The companies originally announced their intent to merge in November 2016, in a bid to pool their resources to try to become a bigger powerhouse in the fast-growing daily fantasy-sports segments.
According to the FTC’s lawsuit seeking to block the merger, DraftKings and FanDuel are each other’s most significant competitor, and together would control more than 90% of the U.S. market for paid daily fantasy sports contests.
FanDuel CEO Nigel Eccles said in a statement released Thursday: “FanDuel decided to merge with DraftKings last November, because we believed that this deal would have increased investment in growth and product development thereby benefiting consumers and the greater sports entertainment industry. While our opinion has not changed, we have determined that it is in the best interest of our shareholders, customers, employees and partners to terminate the merger agreement and move forward as an independent company.”
Eccles added, “There is still enormous, untapped market opportunity for FanDuel, and we will continue to execute our strategy to grow our business and further expand the fantasy sports industry.”
DraftKings and FanDuel have steadfastly insisted that their daily gaming contests do not represent gambling activity, but both companies have faced regulatory restrictions in numerous states.
DraftKings, founded in 2012 and based in Boston, has raised about $600 million to date. Investors including 21st Century Fox’s Fox Sports, Revolution Growth, Major League Baseball, the National Hockey League, Major League Soccer, the Madison Square Garden Co., the Kraft Group, the Raine Group and Wellington Management Co.

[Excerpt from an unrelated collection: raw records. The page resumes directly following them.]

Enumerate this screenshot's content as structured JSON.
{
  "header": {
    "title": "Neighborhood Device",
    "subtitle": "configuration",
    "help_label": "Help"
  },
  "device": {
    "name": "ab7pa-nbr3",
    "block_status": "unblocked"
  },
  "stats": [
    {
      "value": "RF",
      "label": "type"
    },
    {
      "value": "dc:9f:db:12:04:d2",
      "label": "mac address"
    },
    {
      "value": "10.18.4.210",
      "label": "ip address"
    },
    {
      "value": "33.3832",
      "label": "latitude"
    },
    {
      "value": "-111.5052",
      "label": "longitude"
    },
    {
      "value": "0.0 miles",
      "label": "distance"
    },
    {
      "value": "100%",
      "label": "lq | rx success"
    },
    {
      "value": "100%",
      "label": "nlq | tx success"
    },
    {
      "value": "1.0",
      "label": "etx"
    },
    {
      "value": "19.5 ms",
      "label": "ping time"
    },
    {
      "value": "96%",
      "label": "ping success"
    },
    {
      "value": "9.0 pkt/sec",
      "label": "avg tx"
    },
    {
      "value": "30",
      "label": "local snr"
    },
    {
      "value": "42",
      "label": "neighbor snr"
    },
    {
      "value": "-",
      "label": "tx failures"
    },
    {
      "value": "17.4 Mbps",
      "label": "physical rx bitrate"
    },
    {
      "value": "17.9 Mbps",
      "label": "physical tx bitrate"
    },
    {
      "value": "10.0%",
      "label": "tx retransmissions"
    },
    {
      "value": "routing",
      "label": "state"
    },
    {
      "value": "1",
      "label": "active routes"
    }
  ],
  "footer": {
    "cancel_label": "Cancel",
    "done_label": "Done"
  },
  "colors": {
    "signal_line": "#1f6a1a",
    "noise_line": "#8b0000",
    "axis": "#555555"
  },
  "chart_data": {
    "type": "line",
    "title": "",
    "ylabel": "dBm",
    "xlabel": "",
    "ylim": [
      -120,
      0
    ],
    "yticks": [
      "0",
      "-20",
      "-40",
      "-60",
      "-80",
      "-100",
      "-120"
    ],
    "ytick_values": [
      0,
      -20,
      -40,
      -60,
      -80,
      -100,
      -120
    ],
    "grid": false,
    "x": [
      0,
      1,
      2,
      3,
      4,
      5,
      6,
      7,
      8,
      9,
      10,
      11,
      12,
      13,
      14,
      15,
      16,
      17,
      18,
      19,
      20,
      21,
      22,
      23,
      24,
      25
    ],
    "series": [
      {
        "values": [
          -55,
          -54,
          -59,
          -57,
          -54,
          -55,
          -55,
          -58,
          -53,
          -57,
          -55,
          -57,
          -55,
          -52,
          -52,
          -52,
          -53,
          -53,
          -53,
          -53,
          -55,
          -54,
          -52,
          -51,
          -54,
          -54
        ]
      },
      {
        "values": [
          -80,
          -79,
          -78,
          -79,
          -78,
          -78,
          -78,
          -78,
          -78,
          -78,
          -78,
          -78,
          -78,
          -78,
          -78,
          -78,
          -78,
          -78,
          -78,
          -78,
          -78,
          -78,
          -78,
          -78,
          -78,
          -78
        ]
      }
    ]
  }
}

Scotland-based FanDuel has raised about $412 million in funding from KKR, Google Capital, Time Warner’s Turner Sports, Shamrock Capital, NBC Sports Ventures, Comcast Ventures, Pentech Ventures, Piton Capital and Bullpen Capital.